Input: Begin

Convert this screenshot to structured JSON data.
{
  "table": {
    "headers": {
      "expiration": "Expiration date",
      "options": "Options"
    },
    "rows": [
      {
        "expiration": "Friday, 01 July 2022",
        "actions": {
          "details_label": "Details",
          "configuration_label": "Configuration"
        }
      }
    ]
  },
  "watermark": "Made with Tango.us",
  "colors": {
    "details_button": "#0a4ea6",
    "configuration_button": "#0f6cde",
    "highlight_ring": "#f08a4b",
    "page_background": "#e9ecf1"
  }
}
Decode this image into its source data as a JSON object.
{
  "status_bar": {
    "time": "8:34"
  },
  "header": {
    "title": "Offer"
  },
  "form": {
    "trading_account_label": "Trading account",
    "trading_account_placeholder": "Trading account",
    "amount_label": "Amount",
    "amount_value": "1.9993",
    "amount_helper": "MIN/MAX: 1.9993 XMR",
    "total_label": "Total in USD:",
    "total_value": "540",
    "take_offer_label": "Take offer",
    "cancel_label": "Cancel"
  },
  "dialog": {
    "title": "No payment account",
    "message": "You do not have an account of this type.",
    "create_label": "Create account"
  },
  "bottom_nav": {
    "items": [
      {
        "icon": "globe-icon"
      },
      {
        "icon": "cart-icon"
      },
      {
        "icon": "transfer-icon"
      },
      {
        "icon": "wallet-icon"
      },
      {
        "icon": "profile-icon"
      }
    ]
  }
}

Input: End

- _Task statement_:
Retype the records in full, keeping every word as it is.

- _Task response_:
Convert this screenshot to structured JSON data.
{
  "table": {
    "headers": {
      "expiration": "Expiration date",
      "options": "Options"
    },
    "rows": [
      {
        "expiration": "Friday, 01 July 2022",
        "actions": {
          "details_label": "Details",
          "configuration_label": "Configuration"
        }
      }
    ]
  },
  "watermark": "Made with Tango.us",
  "colors": {
    "details_button": "#0a4ea6",
    "configuration_button": "#0f6cde",
    "highlight_ring": "#f08a4b",
    "page_background": "#e9ecf1"
  }
}
Decode this image into its source data as a JSON object.
{
  "status_bar": {
    "time": "8:34"
  },
  "header": {
    "title": "Offer"
  },
  "form": {
    "trading_account_label": "Trading account",
    "trading_account_placeholder": "Trading account",
    "amount_label": "Amount",
    "amount_value": "1.9993",
    "amount_helper": "MIN/MAX: 1.9993 XMR",
    "total_label": "Total in USD:",
    "total_value": "540",
    "take_offer_label": "Take offer",
    "cancel_label": "Cancel"
  },
  "dialog": {
    "title": "No payment account",
    "message": "You do not have an account of this type.",
    "create_label": "Create account"
  },
  "bottom_nav": {
    "items": [
      {
        "icon": "globe-icon"
      },
      {
        "icon": "cart-icon"
      },
      {
        "icon": "transfer-icon"
      },
      {
        "icon": "wallet-icon"
      },
      {
        "icon": "profile-icon"
      }
    ]
  }
}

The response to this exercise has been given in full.